HOW TO COMPLETE THIS TASK » Pictures should be excluded; otherwise, copy every entry exactly.

□ □ □ □ □

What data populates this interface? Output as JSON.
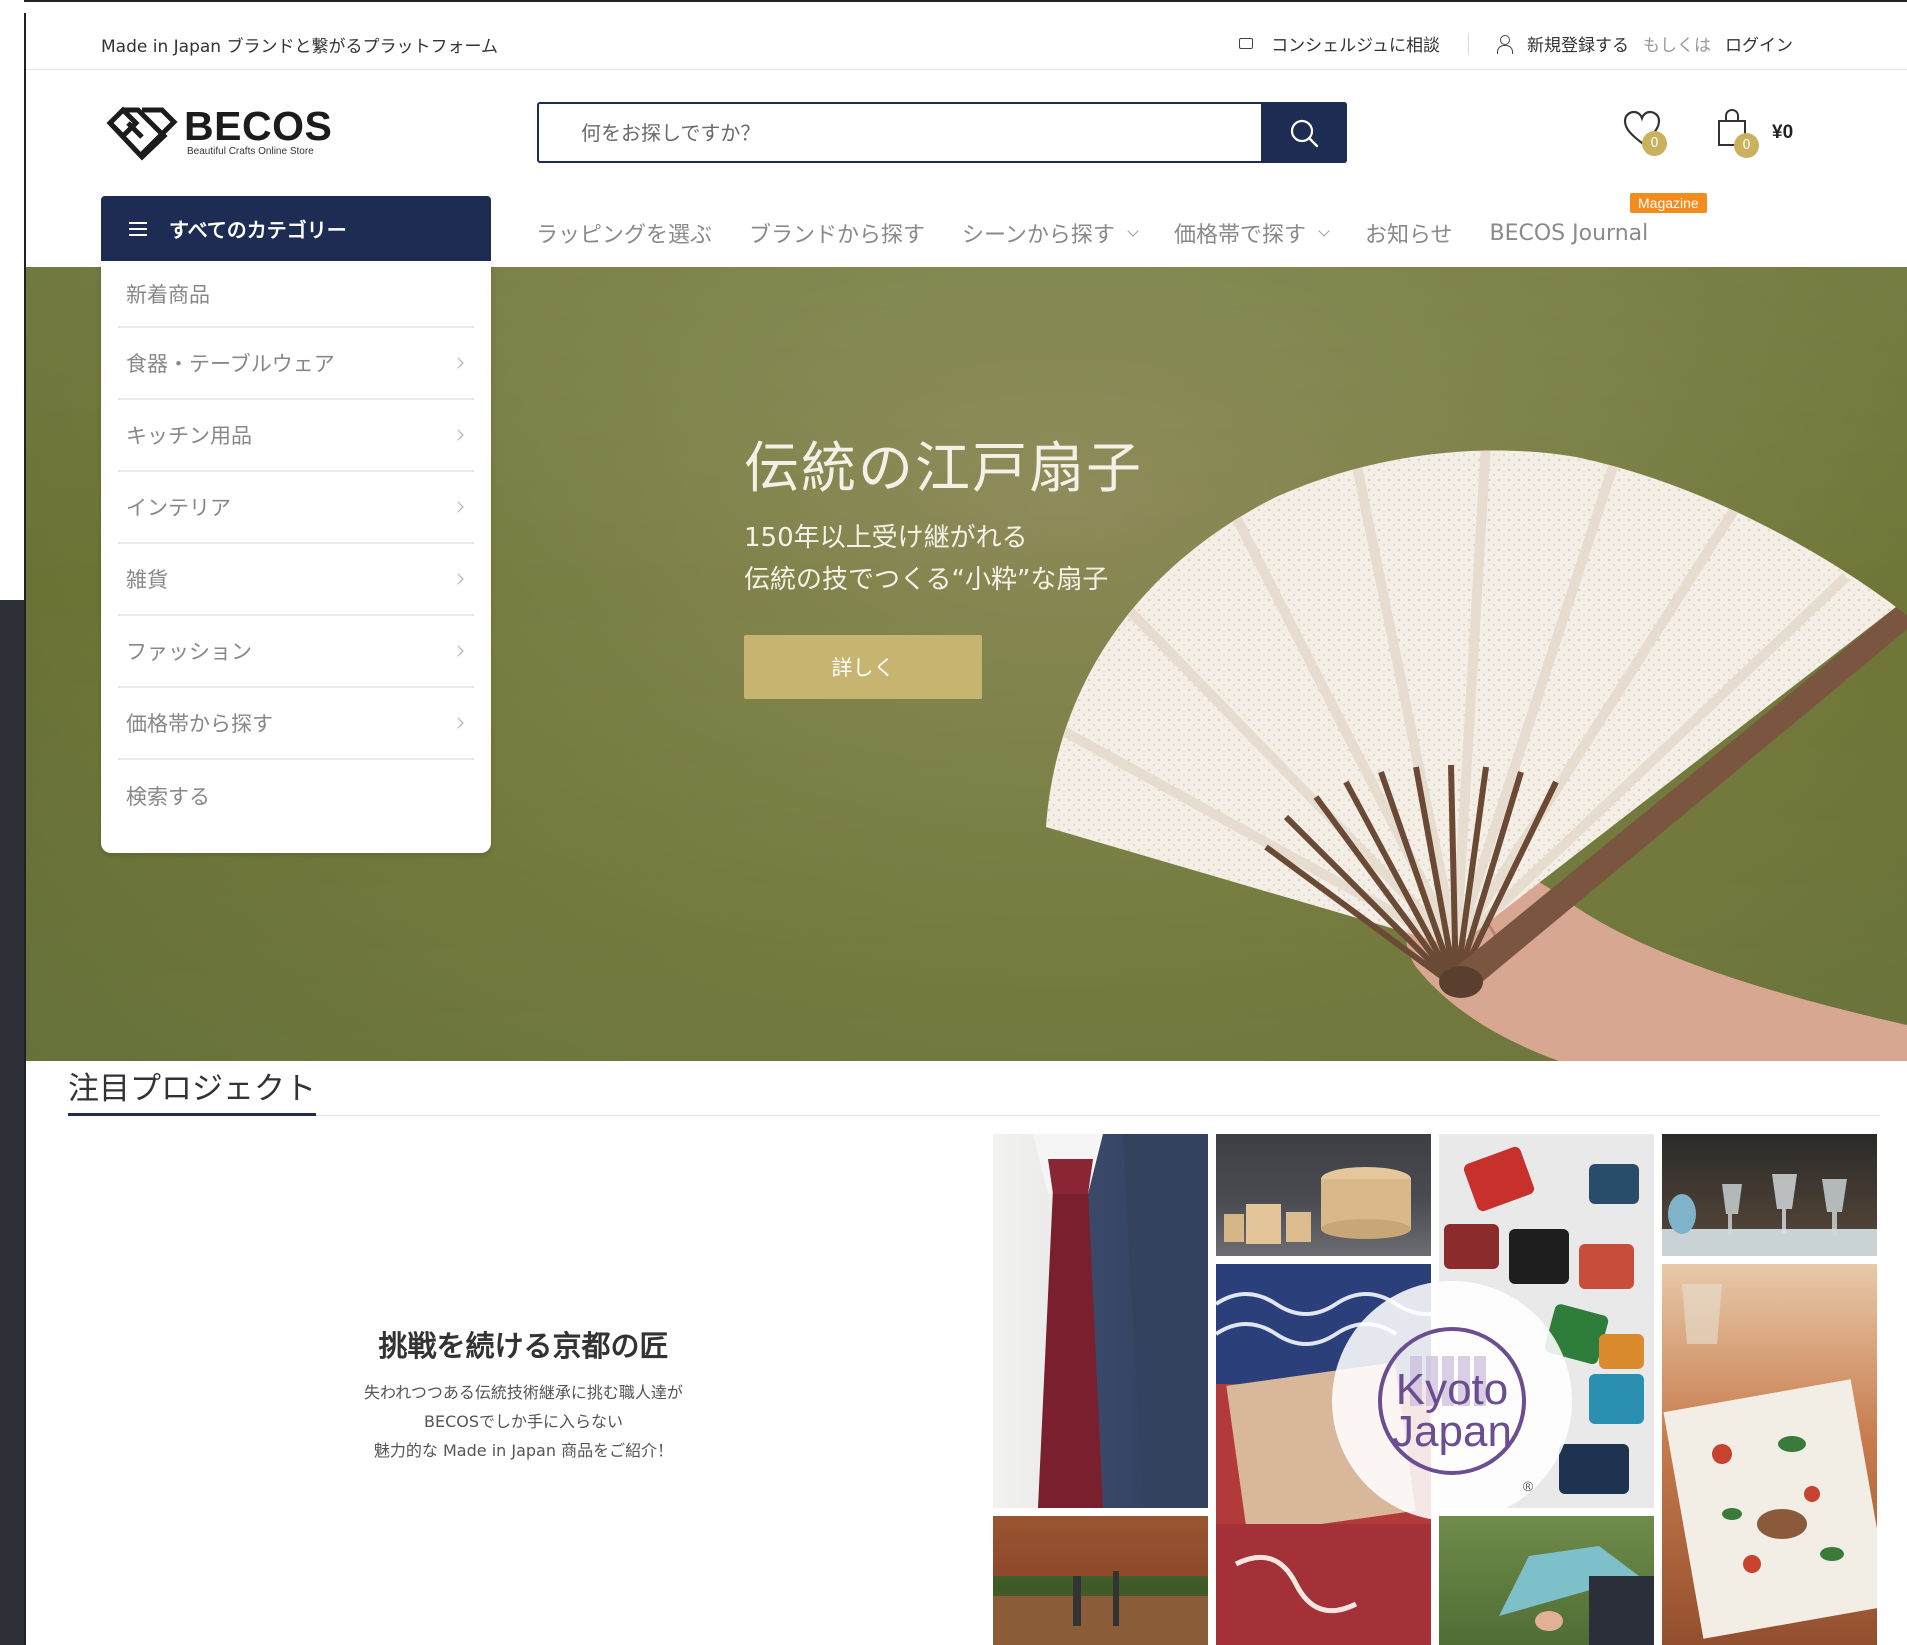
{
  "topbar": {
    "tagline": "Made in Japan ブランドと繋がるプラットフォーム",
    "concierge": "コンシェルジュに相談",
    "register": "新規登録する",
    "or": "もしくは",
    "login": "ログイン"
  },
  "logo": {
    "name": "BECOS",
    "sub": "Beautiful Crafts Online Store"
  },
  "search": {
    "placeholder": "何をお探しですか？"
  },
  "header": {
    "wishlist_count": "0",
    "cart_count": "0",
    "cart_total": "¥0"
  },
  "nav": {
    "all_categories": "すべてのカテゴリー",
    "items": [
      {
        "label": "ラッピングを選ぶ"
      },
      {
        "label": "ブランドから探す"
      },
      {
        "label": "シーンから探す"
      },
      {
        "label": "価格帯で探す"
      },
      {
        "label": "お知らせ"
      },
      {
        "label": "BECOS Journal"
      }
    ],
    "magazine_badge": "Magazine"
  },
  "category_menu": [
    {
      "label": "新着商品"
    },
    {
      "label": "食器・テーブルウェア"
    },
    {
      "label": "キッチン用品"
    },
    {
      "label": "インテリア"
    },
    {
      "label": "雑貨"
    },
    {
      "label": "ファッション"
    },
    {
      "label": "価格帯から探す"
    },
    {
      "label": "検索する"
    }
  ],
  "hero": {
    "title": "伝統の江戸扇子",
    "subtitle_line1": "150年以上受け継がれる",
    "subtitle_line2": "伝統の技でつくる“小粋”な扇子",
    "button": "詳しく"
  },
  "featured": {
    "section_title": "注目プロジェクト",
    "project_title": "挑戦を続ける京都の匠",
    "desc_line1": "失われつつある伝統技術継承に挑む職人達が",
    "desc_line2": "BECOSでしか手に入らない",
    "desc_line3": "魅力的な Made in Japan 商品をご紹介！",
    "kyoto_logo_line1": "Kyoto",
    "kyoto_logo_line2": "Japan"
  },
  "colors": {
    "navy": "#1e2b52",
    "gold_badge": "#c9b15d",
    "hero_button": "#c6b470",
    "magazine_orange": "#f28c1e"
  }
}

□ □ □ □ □

EXERCISE RESULT »
What data populates this interface? Output as JSON.
{
  "topbar": {
    "tagline": "Made in Japan ブランドと繋がるプラットフォーム",
    "concierge": "コンシェルジュに相談",
    "register": "新規登録する",
    "or": "もしくは",
    "login": "ログイン"
  },
  "logo": {
    "name": "BECOS",
    "sub": "Beautiful Crafts Online Store"
  },
  "search": {
    "placeholder": "何をお探しですか？"
  },
  "header": {
    "wishlist_count": "0",
    "cart_count": "0",
    "cart_total": "¥0"
  },
  "nav": {
    "all_categories": "すべてのカテゴリー",
    "items": [
      {
        "label": "ラッピングを選ぶ"
      },
      {
        "label": "ブランドから探す"
      },
      {
        "label": "シーンから探す"
      },
      {
        "label": "価格帯で探す"
      },
      {
        "label": "お知らせ"
      },
      {
        "label": "BECOS Journal"
      }
    ],
    "magazine_badge": "Magazine"
  },
  "category_menu": [
    {
      "label": "新着商品"
    },
    {
      "label": "食器・テーブルウェア"
    },
    {
      "label": "キッチン用品"
    },
    {
      "label": "インテリア"
    },
    {
      "label": "雑貨"
    },
    {
      "label": "ファッション"
    },
    {
      "label": "価格帯から探す"
    },
    {
      "label": "検索する"
    }
  ],
  "hero": {
    "title": "伝統の江戸扇子",
    "subtitle_line1": "150年以上受け継がれる",
    "subtitle_line2": "伝統の技でつくる“小粋”な扇子",
    "button": "詳しく"
  },
  "featured": {
    "section_title": "注目プロジェクト",
    "project_title": "挑戦を続ける京都の匠",
    "desc_line1": "失われつつある伝統技術継承に挑む職人達が",
    "desc_line2": "BECOSでしか手に入らない",
    "desc_line3": "魅力的な Made in Japan 商品をご紹介！",
    "kyoto_logo_line1": "Kyoto",
    "kyoto_logo_line2": "Japan"
  },
  "colors": {
    "navy": "#1e2b52",
    "gold_badge": "#c9b15d",
    "hero_button": "#c6b470",
    "magazine_orange": "#f28c1e"
  }
}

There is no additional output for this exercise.